Today is the birthday of our greatest Framer and the genius behind our Constitution: James Madison. He would have been 271 years old. We will be celebrating tonight with a traditional Virginia dinner (with the required Virginia ham), a three-layer cake (for the tripartite system), and Madison’s favorite dessert . . .
Despite being only 5’4” and barely above 100 pounds, Madison proved to be an intellectual giant who shaped constitutional theory for generations.
As a Madisonian scholar, today is a day of great celebration for the man who is most responsible for our constitutional system, not to mention the Bill of Rights and our 4th President. He was a brilliant writer whose contributions to The Federalist Papers still remain required reading for lawyers and laypersons alike, particularly Federalist No. 10 (in factions) and Federalist 51 (on the separation of powers).
This picture also features my new Madison bust (purchased at the National Archives after I testified yesterday in the Senate). My wife understandably questioned the need for a new bust but I have always told my students that you cannot have enough Madison busts. At a minimum, you need a car bust, a house bust, an office bust, and a travel bust. (That only puts me a couple over the minimum).
He died of congestive heart failure at Montpelier on the morning of June 28, 1836. He was 85 — an advanced age for the time. My favorite story from his death came from his niece who asked him, “What is the matter, Uncle James?” Madison simply responded “Nothing more than a change of mind, my dear.” He then promptly passed.
Other than his final words, Madison was confident about what a nation required for a stable and just system. His confidence was well founded. He shaped a constitutional system that proved to be the most successful in the history of the world.
Now on to his favorite dessert. For those who wish to celebrate Madison, it is essential to serve copious amounts of ice cream. It is not true that Dolley Madison invented ice cream or that she was the first to serve the dessert at the White House. However, she loved ice cream and served it regularly as both informal and formal dinners. The billing records reflects the preference, including Madison’s chef and butler Michel Kromenacker billing $8.00 in June 1810 for “3 Ice cream Moulds and ladles and repairing” and 1812 invoices for $4.00 for four ice cream baskets or buckets as well $5.00 for four ice cream tubs. Notably, after the British burned the White House, ice cream molds were quickly replaced.
It is thankfully there is no clear evidence to support the claim that their favorite ice cream was oyster ice cream (which would make our annual celebration a painful exercise). The rumor appears to be based on the fact that a friend’s cookbook at Montpelier included the recipe with a number of other flavors. Nevertheless, some have claimed that “Dolley preferred oyster ice cream. She used small, sweet oysters from the Potomac River near her home to churn up an interesting dessert.” Similar reports have figures like Mark Twain as partial to oyster ice cream.

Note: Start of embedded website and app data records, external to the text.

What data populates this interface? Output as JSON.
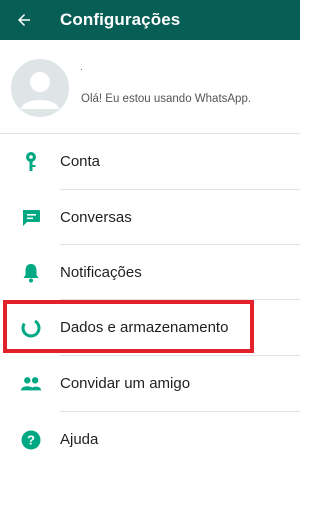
{
  "app_bar": {
    "title": "Configurações",
    "background": "#075e54",
    "back_icon": "arrow-left-icon"
  },
  "profile": {
    "name": "·",
    "status": "Olá! Eu estou usando WhatsApp.",
    "avatar_icon": "default-avatar-icon"
  },
  "menu": {
    "icon_color": "#00a884",
    "items": [
      {
        "label": "Conta",
        "icon": "key-icon"
      },
      {
        "label": "Conversas",
        "icon": "chat-icon"
      },
      {
        "label": "Notificações",
        "icon": "bell-icon"
      },
      {
        "label": "Dados e armazenamento",
        "icon": "data-usage-icon"
      },
      {
        "label": "Convidar um amigo",
        "icon": "people-icon"
      },
      {
        "label": "Ajuda",
        "icon": "help-icon"
      }
    ]
  },
  "highlight": {
    "target": "Dados e armazenamento",
    "color": "#e3212b"
  }
}
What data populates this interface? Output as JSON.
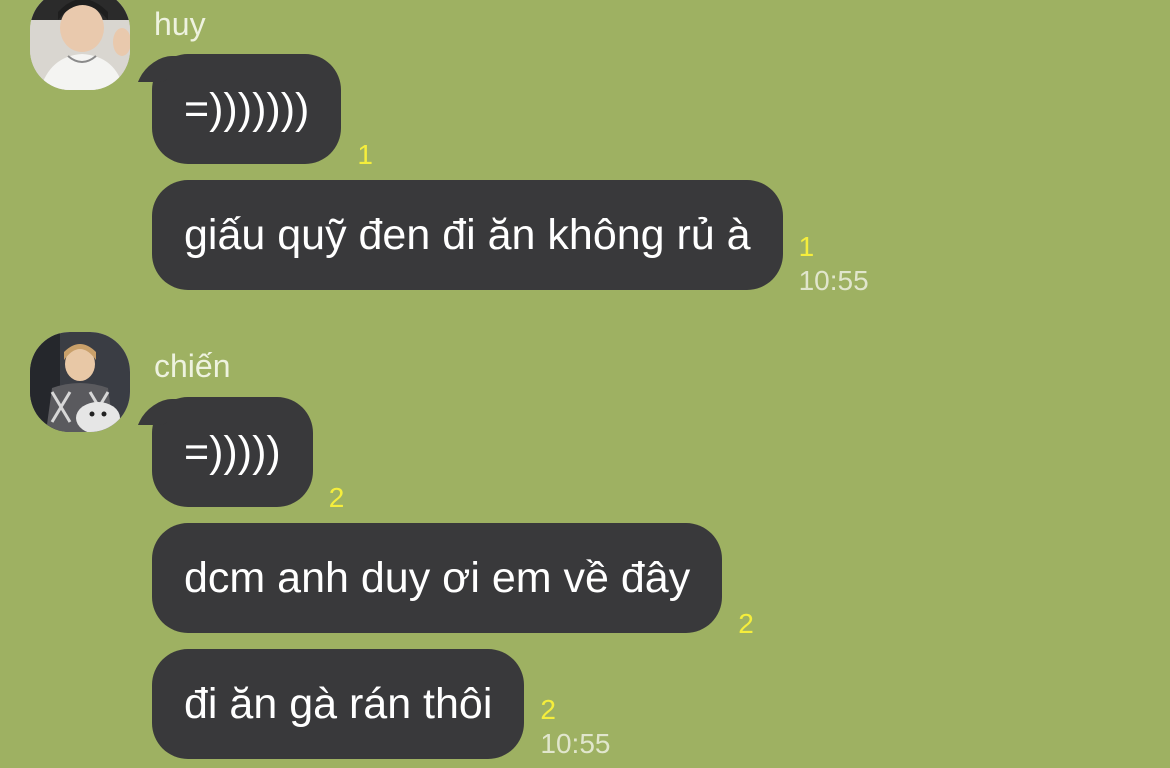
{
  "conversation": {
    "groups": [
      {
        "sender": "huy",
        "messages": [
          {
            "text": "=)))))))",
            "read_count": "1",
            "time": ""
          },
          {
            "text": "giấu quỹ đen đi ăn không rủ à",
            "read_count": "1",
            "time": "10:55"
          }
        ]
      },
      {
        "sender": "chiến",
        "messages": [
          {
            "text": "=)))))",
            "read_count": "2",
            "time": ""
          },
          {
            "text": "dcm anh duy ơi em về đây",
            "read_count": "2",
            "time": ""
          },
          {
            "text": "đi ăn gà rán thôi",
            "read_count": "2",
            "time": "10:55"
          }
        ]
      }
    ]
  },
  "colors": {
    "background": "#9eb162",
    "bubble": "#39393b",
    "read_count": "#f5ee3c",
    "timestamp": "#e1e6cd"
  }
}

There is no definitive record of what flavor was preferred by Madison but I am hoping that the father of the Constitution had better taste in desserts. Besides the best choice is the tripartite Neapolitan.
So enjoy the day and celebrate in true Madisonian fashion. There is no need to be moderate. Madison understood our failings and inclinations. After all, “if men were angels, no government would be necessary. If angels were to govern men, neither external nor internal controls on government would be necessary.” Just keep your friends checked and balanced.
Happy Birthday, Jimmy.